Thesis or dissertation
Date of this Version
In the last decade, Pennsylvania has rapidly become the second largest producer of natural gas within the United States, the world’s largest producer. However, amidst an era of weakened federal and state regulation for oil and gas extraction, land use decision making for unconventional natural gas drilling (UNGD) in Pennsylvania has been placed squarely on local governments. Through document review of community comprehensive plans and zoning ordinances, this project aims to understand the mechanisms used to make decisions for UNGD at the local government level and understand how public health considerations are factored into decision making. Interviews of local officials, state officials, community planners, lawyers, and environmental advocates helped inform context of the debate and political arena for UNGD in Pennsylvania.

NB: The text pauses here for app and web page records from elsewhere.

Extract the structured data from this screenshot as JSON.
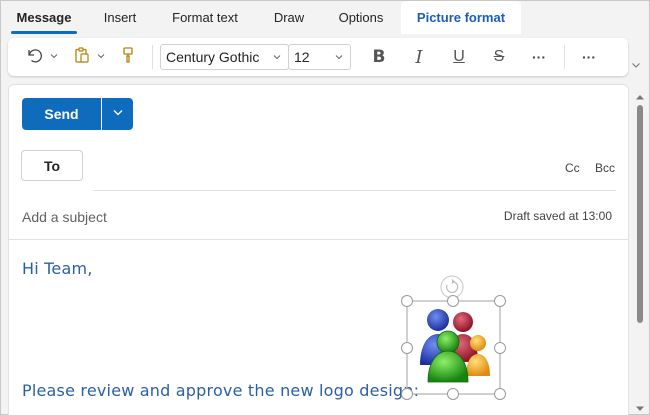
{
  "tabs": [
    {
      "label": "Message",
      "active": true
    },
    {
      "label": "Insert"
    },
    {
      "label": "Format text"
    },
    {
      "label": "Draw"
    },
    {
      "label": "Options"
    },
    {
      "label": "Picture format",
      "highlight": true
    }
  ],
  "toolbar": {
    "font_name": "Century Gothic",
    "font_size": "12",
    "more_label": "···",
    "overflow_label": "···",
    "icons": [
      "undo-icon",
      "paste-icon",
      "format-painter-icon",
      "bold-icon",
      "italic-icon",
      "underline-icon",
      "strikethrough-icon"
    ]
  },
  "compose": {
    "send_label": "Send",
    "to_label": "To",
    "cc_label": "Cc",
    "bcc_label": "Bcc",
    "subject_placeholder": "Add a subject",
    "draft_status": "Draft saved at 13:00",
    "body_greeting": "Hi Team,",
    "body_line": "Please review and approve the new logo design:"
  },
  "colors": {
    "accent": "#0f6cbd",
    "body_text": "#2a5fa8"
  }
}
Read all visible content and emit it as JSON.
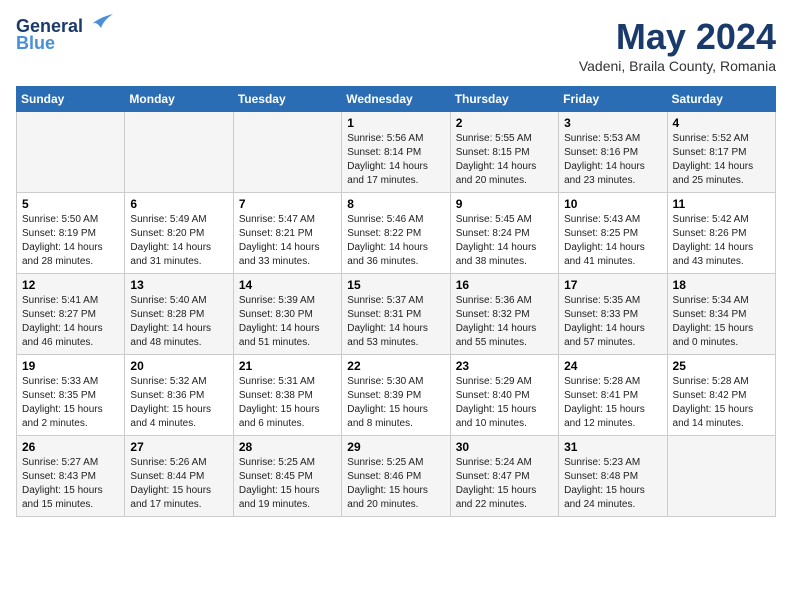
{
  "header": {
    "logo_line1": "General",
    "logo_line2": "Blue",
    "month": "May 2024",
    "location": "Vadeni, Braila County, Romania"
  },
  "days_of_week": [
    "Sunday",
    "Monday",
    "Tuesday",
    "Wednesday",
    "Thursday",
    "Friday",
    "Saturday"
  ],
  "weeks": [
    [
      {
        "day": "",
        "info": ""
      },
      {
        "day": "",
        "info": ""
      },
      {
        "day": "",
        "info": ""
      },
      {
        "day": "1",
        "info": "Sunrise: 5:56 AM\nSunset: 8:14 PM\nDaylight: 14 hours\nand 17 minutes."
      },
      {
        "day": "2",
        "info": "Sunrise: 5:55 AM\nSunset: 8:15 PM\nDaylight: 14 hours\nand 20 minutes."
      },
      {
        "day": "3",
        "info": "Sunrise: 5:53 AM\nSunset: 8:16 PM\nDaylight: 14 hours\nand 23 minutes."
      },
      {
        "day": "4",
        "info": "Sunrise: 5:52 AM\nSunset: 8:17 PM\nDaylight: 14 hours\nand 25 minutes."
      }
    ],
    [
      {
        "day": "5",
        "info": "Sunrise: 5:50 AM\nSunset: 8:19 PM\nDaylight: 14 hours\nand 28 minutes."
      },
      {
        "day": "6",
        "info": "Sunrise: 5:49 AM\nSunset: 8:20 PM\nDaylight: 14 hours\nand 31 minutes."
      },
      {
        "day": "7",
        "info": "Sunrise: 5:47 AM\nSunset: 8:21 PM\nDaylight: 14 hours\nand 33 minutes."
      },
      {
        "day": "8",
        "info": "Sunrise: 5:46 AM\nSunset: 8:22 PM\nDaylight: 14 hours\nand 36 minutes."
      },
      {
        "day": "9",
        "info": "Sunrise: 5:45 AM\nSunset: 8:24 PM\nDaylight: 14 hours\nand 38 minutes."
      },
      {
        "day": "10",
        "info": "Sunrise: 5:43 AM\nSunset: 8:25 PM\nDaylight: 14 hours\nand 41 minutes."
      },
      {
        "day": "11",
        "info": "Sunrise: 5:42 AM\nSunset: 8:26 PM\nDaylight: 14 hours\nand 43 minutes."
      }
    ],
    [
      {
        "day": "12",
        "info": "Sunrise: 5:41 AM\nSunset: 8:27 PM\nDaylight: 14 hours\nand 46 minutes."
      },
      {
        "day": "13",
        "info": "Sunrise: 5:40 AM\nSunset: 8:28 PM\nDaylight: 14 hours\nand 48 minutes."
      },
      {
        "day": "14",
        "info": "Sunrise: 5:39 AM\nSunset: 8:30 PM\nDaylight: 14 hours\nand 51 minutes."
      },
      {
        "day": "15",
        "info": "Sunrise: 5:37 AM\nSunset: 8:31 PM\nDaylight: 14 hours\nand 53 minutes."
      },
      {
        "day": "16",
        "info": "Sunrise: 5:36 AM\nSunset: 8:32 PM\nDaylight: 14 hours\nand 55 minutes."
      },
      {
        "day": "17",
        "info": "Sunrise: 5:35 AM\nSunset: 8:33 PM\nDaylight: 14 hours\nand 57 minutes."
      },
      {
        "day": "18",
        "info": "Sunrise: 5:34 AM\nSunset: 8:34 PM\nDaylight: 15 hours\nand 0 minutes."
      }
    ],
    [
      {
        "day": "19",
        "info": "Sunrise: 5:33 AM\nSunset: 8:35 PM\nDaylight: 15 hours\nand 2 minutes."
      },
      {
        "day": "20",
        "info": "Sunrise: 5:32 AM\nSunset: 8:36 PM\nDaylight: 15 hours\nand 4 minutes."
      },
      {
        "day": "21",
        "info": "Sunrise: 5:31 AM\nSunset: 8:38 PM\nDaylight: 15 hours\nand 6 minutes."
      },
      {
        "day": "22",
        "info": "Sunrise: 5:30 AM\nSunset: 8:39 PM\nDaylight: 15 hours\nand 8 minutes."
      },
      {
        "day": "23",
        "info": "Sunrise: 5:29 AM\nSunset: 8:40 PM\nDaylight: 15 hours\nand 10 minutes."
      },
      {
        "day": "24",
        "info": "Sunrise: 5:28 AM\nSunset: 8:41 PM\nDaylight: 15 hours\nand 12 minutes."
      },
      {
        "day": "25",
        "info": "Sunrise: 5:28 AM\nSunset: 8:42 PM\nDaylight: 15 hours\nand 14 minutes."
      }
    ],
    [
      {
        "day": "26",
        "info": "Sunrise: 5:27 AM\nSunset: 8:43 PM\nDaylight: 15 hours\nand 15 minutes."
      },
      {
        "day": "27",
        "info": "Sunrise: 5:26 AM\nSunset: 8:44 PM\nDaylight: 15 hours\nand 17 minutes."
      },
      {
        "day": "28",
        "info": "Sunrise: 5:25 AM\nSunset: 8:45 PM\nDaylight: 15 hours\nand 19 minutes."
      },
      {
        "day": "29",
        "info": "Sunrise: 5:25 AM\nSunset: 8:46 PM\nDaylight: 15 hours\nand 20 minutes."
      },
      {
        "day": "30",
        "info": "Sunrise: 5:24 AM\nSunset: 8:47 PM\nDaylight: 15 hours\nand 22 minutes."
      },
      {
        "day": "31",
        "info": "Sunrise: 5:23 AM\nSunset: 8:48 PM\nDaylight: 15 hours\nand 24 minutes."
      },
      {
        "day": "",
        "info": ""
      }
    ]
  ]
}
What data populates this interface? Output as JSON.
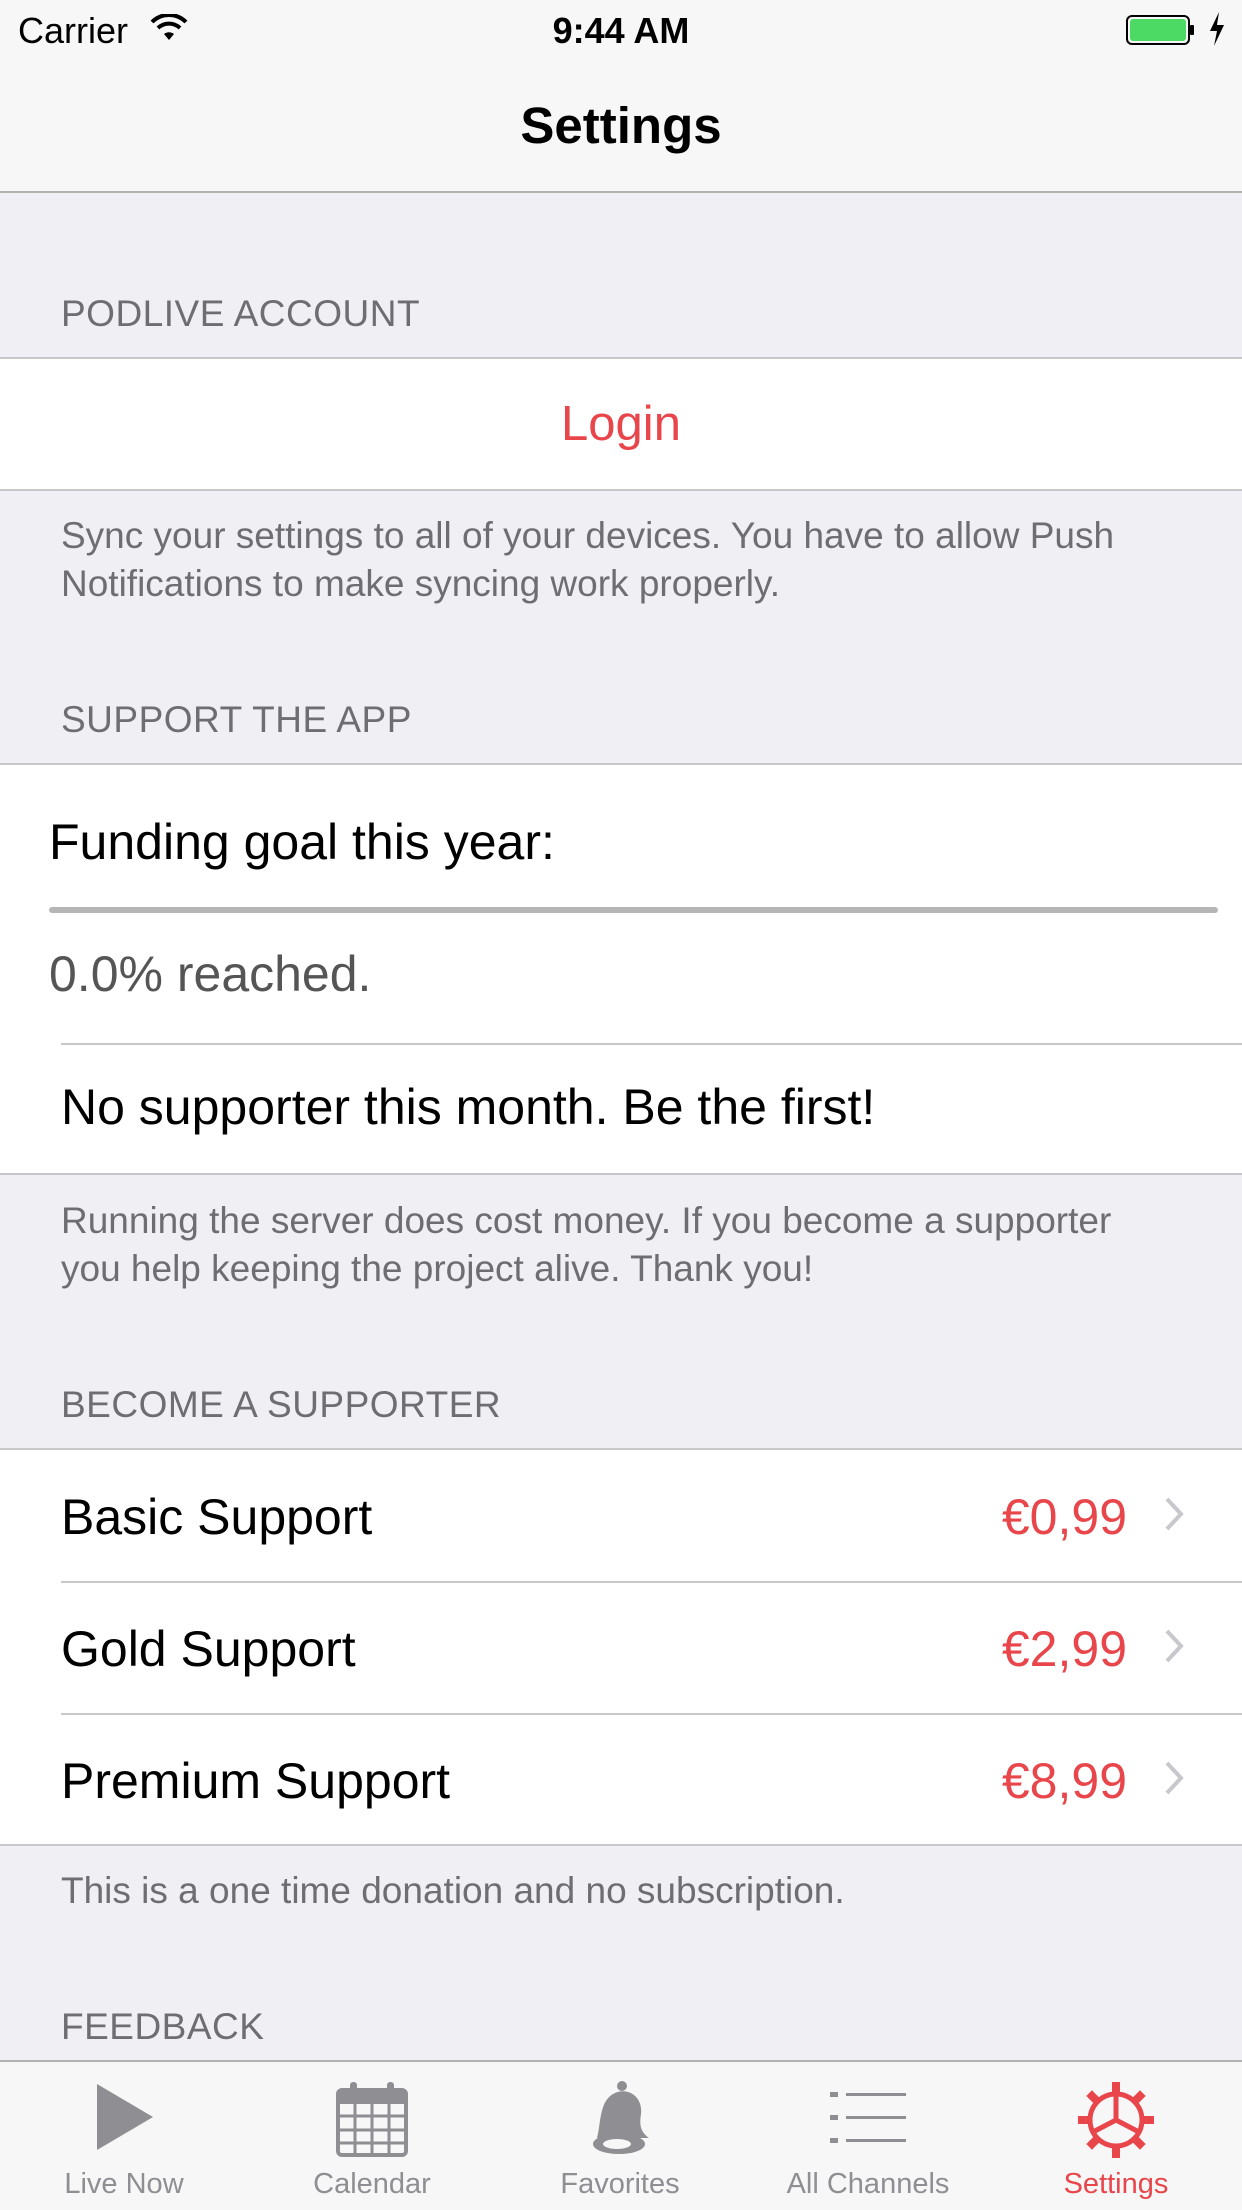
{
  "status_bar": {
    "carrier": "Carrier",
    "time": "9:44 AM",
    "icons": [
      "wifi-icon",
      "battery-icon",
      "charging-bolt-icon"
    ]
  },
  "nav": {
    "title": "Settings"
  },
  "account": {
    "header": "PODLIVE ACCOUNT",
    "login_label": "Login",
    "footer": "Sync your settings to all of your devices. You have to allow Push Notifications to make syncing work properly."
  },
  "support": {
    "header": "SUPPORT THE APP",
    "funding_label": "Funding goal this year:",
    "progress_fraction": 0.0,
    "progress_text": "0.0% reached.",
    "supporter_text": "No supporter this month. Be the first!",
    "footer": "Running the server does cost money. If you become a supporter you help keeping the project alive. Thank you!"
  },
  "supporter": {
    "header": "BECOME A SUPPORTER",
    "tiers": [
      {
        "name": "Basic Support",
        "price": "€0,99"
      },
      {
        "name": "Gold Support",
        "price": "€2,99"
      },
      {
        "name": "Premium Support",
        "price": "€8,99"
      }
    ],
    "footer": "This is a one time donation and no subscription."
  },
  "feedback": {
    "header": "FEEDBACK"
  },
  "tabs": [
    {
      "label": "Live Now",
      "icon": "play-icon",
      "active": false
    },
    {
      "label": "Calendar",
      "icon": "calendar-icon",
      "active": false
    },
    {
      "label": "Favorites",
      "icon": "bell-icon",
      "active": false
    },
    {
      "label": "All Channels",
      "icon": "list-icon",
      "active": false
    },
    {
      "label": "Settings",
      "icon": "gear-icon",
      "active": true
    }
  ],
  "colors": {
    "accent": "#e8464b",
    "inactive_tab": "#8e8e93",
    "background": "#efeff4",
    "battery_fill": "#4cd964"
  }
}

State context through legislation, the Pennsylvania Constitution, Commonwealth and Supreme Court decisions, and political motivations are explored to understand the groundwork that has given local governments responsibility for UNGD policy. Socioeconomic disparities were found in the ability for some municipalities to plan for UNGD development. Municipalities without direct planning measures in place face circumstances in which UNGD infrastructure is developed within 1,000 feet of residential dwellings and public-school grounds. These communities often assume more risk in terms of adverse health impacts related to air quality, and simultaneously have more risk-adverse populations. Furthermore, hearsay, media, and personal financial gains influence local decision makers in their mechanisms for making land use policy decisions related to UNGD. The Mars Area School District in Butler County and the Ft. Cherry School District in Washington County, two school districts offered UNGD leases on school grounds, are used as case studies to understand the environmental health disparities at play in western Pennsylvania.
Date Posted: 22 April 2019